https://www.seco.admin.ch/seco/en/home/seco/nsb-news/medienmitteilungen-2014.msg-id-51964.html4) Alliance Sud (2014). Press Release: Manque de cohérence.

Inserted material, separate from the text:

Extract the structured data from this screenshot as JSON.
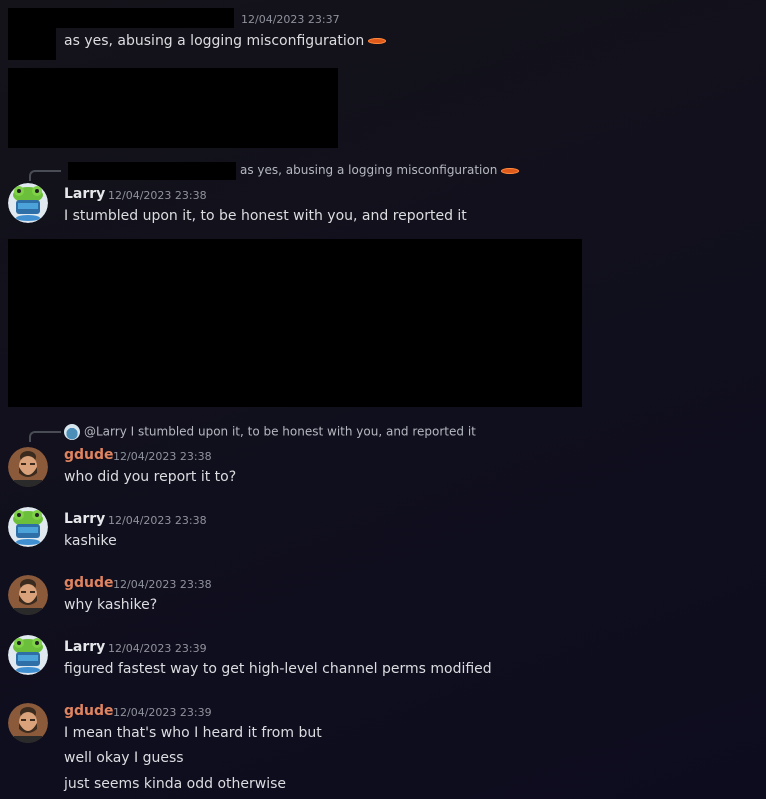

February 11, 2014.
http://www.alliancesud.ch/fr/politique/cooperation/la-politique-d2019aide-au-developpement-de-la-suisse-manque-encore-de-coherence5) OECD (2013). OECD Development Co-operation Peer Review, Switzerland 2013. p.29.
https://www.oecd.org/dac/peer-reviews/peer-review-switzerland.htm6) OECD (2013). OECD Development Co-operation Peer Review, Switzerland 2013. p.18.
https://www.oecd.org/dac/peer-reviews/peer-review-switzerland.htm7) OECD (2013). OECD Development Co-operation Peer Review, Sweden 2013. p.18.
https://www.oecd.org/dac/peer-reviews/peer-review-sweden.htm8) Bernd Steimann (2012). Contested New Geographies of Poverty and Aid. Poverty-Wellbeing.net, November 2012.
https://www.shareweb.ch/site/Poverty-Wellbeing/current-poverty-issues/trends-in-global-poverty/contested-new-geographies-of-poverty-and-aid9) OECD (2013). OECD Development Co-operation Peer Review, Norway 2013. p.18.